(Data about app and page elements)
[Start of Attachment]

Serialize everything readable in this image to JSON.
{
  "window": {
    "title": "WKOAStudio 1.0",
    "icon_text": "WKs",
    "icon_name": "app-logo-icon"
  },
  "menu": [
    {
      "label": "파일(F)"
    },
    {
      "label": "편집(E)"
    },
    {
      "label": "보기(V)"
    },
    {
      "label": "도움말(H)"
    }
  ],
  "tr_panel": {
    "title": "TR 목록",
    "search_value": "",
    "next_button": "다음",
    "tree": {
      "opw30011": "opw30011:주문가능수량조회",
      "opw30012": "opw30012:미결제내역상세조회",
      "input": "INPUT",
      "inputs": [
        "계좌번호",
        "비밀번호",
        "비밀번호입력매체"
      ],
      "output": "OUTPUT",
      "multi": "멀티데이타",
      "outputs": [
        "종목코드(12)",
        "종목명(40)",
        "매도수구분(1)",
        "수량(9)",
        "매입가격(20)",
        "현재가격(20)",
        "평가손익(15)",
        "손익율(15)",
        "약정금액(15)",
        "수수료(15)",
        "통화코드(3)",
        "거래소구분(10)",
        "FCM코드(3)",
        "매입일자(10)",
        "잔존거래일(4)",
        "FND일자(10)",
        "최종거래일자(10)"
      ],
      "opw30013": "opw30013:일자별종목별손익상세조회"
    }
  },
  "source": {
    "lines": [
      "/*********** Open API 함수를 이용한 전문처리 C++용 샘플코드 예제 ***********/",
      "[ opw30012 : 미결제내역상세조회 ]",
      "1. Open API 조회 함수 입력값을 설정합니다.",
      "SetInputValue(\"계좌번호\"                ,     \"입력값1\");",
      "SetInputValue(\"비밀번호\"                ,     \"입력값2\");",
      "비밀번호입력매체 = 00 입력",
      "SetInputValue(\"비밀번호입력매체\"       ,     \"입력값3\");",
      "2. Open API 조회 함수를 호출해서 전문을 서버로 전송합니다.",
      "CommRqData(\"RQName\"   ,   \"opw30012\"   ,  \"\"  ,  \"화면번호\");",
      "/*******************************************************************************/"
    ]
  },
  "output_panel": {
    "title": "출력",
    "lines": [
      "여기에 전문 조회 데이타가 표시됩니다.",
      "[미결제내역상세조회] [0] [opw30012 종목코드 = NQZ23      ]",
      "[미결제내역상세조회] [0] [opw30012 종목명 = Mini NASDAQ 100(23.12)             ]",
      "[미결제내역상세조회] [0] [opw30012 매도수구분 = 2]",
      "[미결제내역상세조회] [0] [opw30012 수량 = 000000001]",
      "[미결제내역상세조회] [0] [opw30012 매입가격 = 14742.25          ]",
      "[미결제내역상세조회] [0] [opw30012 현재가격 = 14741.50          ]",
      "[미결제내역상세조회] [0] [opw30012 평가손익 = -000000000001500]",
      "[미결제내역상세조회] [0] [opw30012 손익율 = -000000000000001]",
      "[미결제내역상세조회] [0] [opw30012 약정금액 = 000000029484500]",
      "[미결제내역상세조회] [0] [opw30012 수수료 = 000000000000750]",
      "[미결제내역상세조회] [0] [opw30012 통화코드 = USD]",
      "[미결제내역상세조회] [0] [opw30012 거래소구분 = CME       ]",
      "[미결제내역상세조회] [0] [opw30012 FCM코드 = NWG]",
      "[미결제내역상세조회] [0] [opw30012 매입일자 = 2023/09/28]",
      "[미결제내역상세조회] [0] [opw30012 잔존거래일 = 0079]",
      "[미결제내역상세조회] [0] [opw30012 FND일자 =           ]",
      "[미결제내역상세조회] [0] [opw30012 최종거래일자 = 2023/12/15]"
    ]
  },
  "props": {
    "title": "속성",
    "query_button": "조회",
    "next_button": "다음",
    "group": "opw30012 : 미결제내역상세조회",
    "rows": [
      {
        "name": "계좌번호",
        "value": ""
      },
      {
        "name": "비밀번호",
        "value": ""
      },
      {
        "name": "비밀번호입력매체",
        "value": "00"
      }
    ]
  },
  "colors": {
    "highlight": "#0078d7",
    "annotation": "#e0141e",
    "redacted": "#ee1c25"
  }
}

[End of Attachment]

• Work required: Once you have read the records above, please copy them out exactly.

• Result:
Serialize everything readable in this image to JSON.
{
  "window": {
    "title": "WKOAStudio 1.0",
    "icon_text": "WKs",
    "icon_name": "app-logo-icon"
  },
  "menu": [
    {
      "label": "파일(F)"
    },
    {
      "label": "편집(E)"
    },
    {
      "label": "보기(V)"
    },
    {
      "label": "도움말(H)"
    }
  ],
  "tr_panel": {
    "title": "TR 목록",
    "search_value": "",
    "next_button": "다음",
    "tree": {
      "opw30011": "opw30011:주문가능수량조회",
      "opw30012": "opw30012:미결제내역상세조회",
      "input": "INPUT",
      "inputs": [
        "계좌번호",
        "비밀번호",
        "비밀번호입력매체"
      ],
      "output": "OUTPUT",
      "multi": "멀티데이타",
      "outputs": [
        "종목코드(12)",
        "종목명(40)",
        "매도수구분(1)",
        "수량(9)",
        "매입가격(20)",
        "현재가격(20)",
        "평가손익(15)",
        "손익율(15)",
        "약정금액(15)",
        "수수료(15)",
        "통화코드(3)",
        "거래소구분(10)",
        "FCM코드(3)",
        "매입일자(10)",
        "잔존거래일(4)",
        "FND일자(10)",
        "최종거래일자(10)"
      ],
      "opw30013": "opw30013:일자별종목별손익상세조회"
    }
  },
  "source": {
    "lines": [
      "/*********** Open API 함수를 이용한 전문처리 C++용 샘플코드 예제 ***********/",
      "[ opw30012 : 미결제내역상세조회 ]",
      "1. Open API 조회 함수 입력값을 설정합니다.",
      "SetInputValue(\"계좌번호\"                ,     \"입력값1\");",
      "SetInputValue(\"비밀번호\"                ,     \"입력값2\");",
      "비밀번호입력매체 = 00 입력",
      "SetInputValue(\"비밀번호입력매체\"       ,     \"입력값3\");",
      "2. Open API 조회 함수를 호출해서 전문을 서버로 전송합니다.",
      "CommRqData(\"RQName\"   ,   \"opw30012\"   ,  \"\"  ,  \"화면번호\");",
      "/*******************************************************************************/"
    ]
  },
  "output_panel": {
    "title": "출력",
    "lines": [
      "여기에 전문 조회 데이타가 표시됩니다.",
      "[미결제내역상세조회] [0] [opw30012 종목코드 = NQZ23      ]",
      "[미결제내역상세조회] [0] [opw30012 종목명 = Mini NASDAQ 100(23.12)             ]",
      "[미결제내역상세조회] [0] [opw30012 매도수구분 = 2]",
      "[미결제내역상세조회] [0] [opw30012 수량 = 000000001]",
      "[미결제내역상세조회] [0] [opw30012 매입가격 = 14742.25          ]",
      "[미결제내역상세조회] [0] [opw30012 현재가격 = 14741.50          ]",
      "[미결제내역상세조회] [0] [opw30012 평가손익 = -000000000001500]",
      "[미결제내역상세조회] [0] [opw30012 손익율 = -000000000000001]",
      "[미결제내역상세조회] [0] [opw30012 약정금액 = 000000029484500]",
      "[미결제내역상세조회] [0] [opw30012 수수료 = 000000000000750]",
      "[미결제내역상세조회] [0] [opw30012 통화코드 = USD]",
      "[미결제내역상세조회] [0] [opw30012 거래소구분 = CME       ]",
      "[미결제내역상세조회] [0] [opw30012 FCM코드 = NWG]",
      "[미결제내역상세조회] [0] [opw30012 매입일자 = 2023/09/28]",
      "[미결제내역상세조회] [0] [opw30012 잔존거래일 = 0079]",
      "[미결제내역상세조회] [0] [opw30012 FND일자 =           ]",
      "[미결제내역상세조회] [0] [opw30012 최종거래일자 = 2023/12/15]"
    ]
  },
  "props": {
    "title": "속성",
    "query_button": "조회",
    "next_button": "다음",
    "group": "opw30012 : 미결제내역상세조회",
    "rows": [
      {
        "name": "계좌번호",
        "value": ""
      },
      {
        "name": "비밀번호",
        "value": ""
      },
      {
        "name": "비밀번호입력매체",
        "value": "00"
      }
    ]
  },
  "colors": {
    "highlight": "#0078d7",
    "annotation": "#e0141e",
    "redacted": "#ee1c25"
  }
}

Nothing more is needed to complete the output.